Gasoline Beats Diesel for Cleaner Autos, Study Says
WASHINGTON, DC - Gasoline-powered vehicles and hybrid cars that run on both gasoline and electricity will be more cost-effective than diesel engines for the foreseeable future in cutting U.S. oil use and emissions pollution linked to global warming, according to a recent Reuters report.
The study, from the Union of Concerned Scientists (UCS), comes as automakers and their allies in Congress promote diesel engines, despite poor sales in the U.S. market, as a way to address concerns about oil dependence and global warming.
"Proponents should not oversell diesel technology as a silver bullet," said David Friedman, research director for UCS's Clean Vehicles Program and a co-author of the new report. "While diesels may eventually shed their image as an industry black sheep, they still can't match the pollution performance of today's cleanest gasoline cars."
In its report, the group used detailed modeling to examine for the first time how diesel and gasoline vehicles competed among a variety of cars and trucks, applying improved engines and other conventional fuel-saving technologies that could be implemented today, as well as advanced and hybrid technologies that could be implemented within the next 10 to 15 years.
Improved diesel and gasoline vehicles could reduce oil use compared to today's vehicles by as much as 40 percent using conventional technology, and hybrid-electrics could cut oil use by as much as 50 percent, according to the report.
However, the sticker price of diesel-run vehicles for similar reductions would be higher than improved gasoline and hybrid gas-electric vehicles.

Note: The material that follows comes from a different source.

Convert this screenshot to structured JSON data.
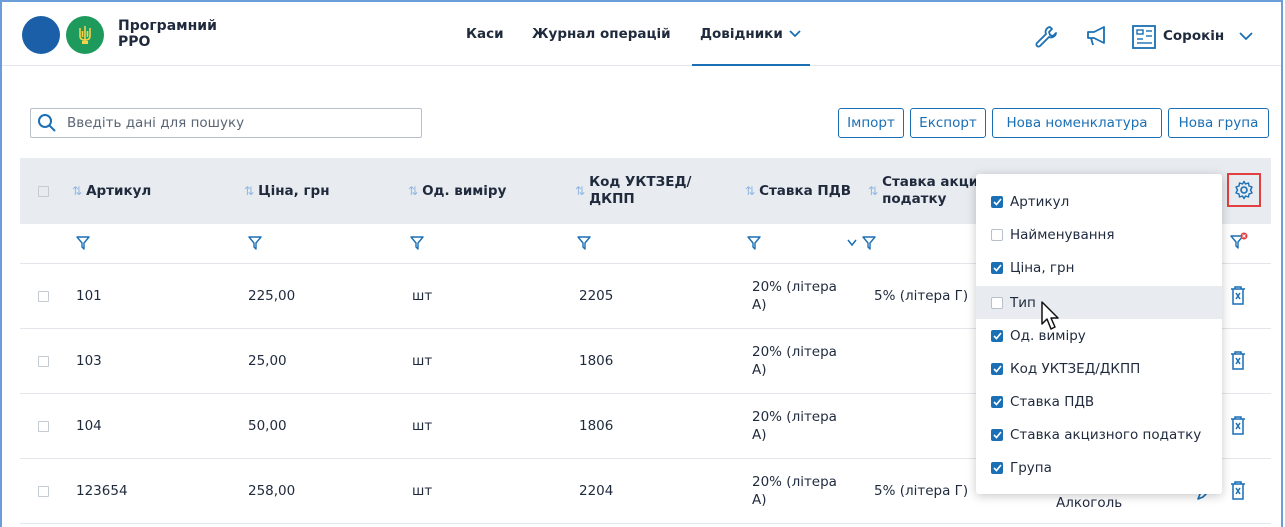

In all cases, the report finds that improved gasoline vehicles save consumers more money because of their substantially lower initial price tag.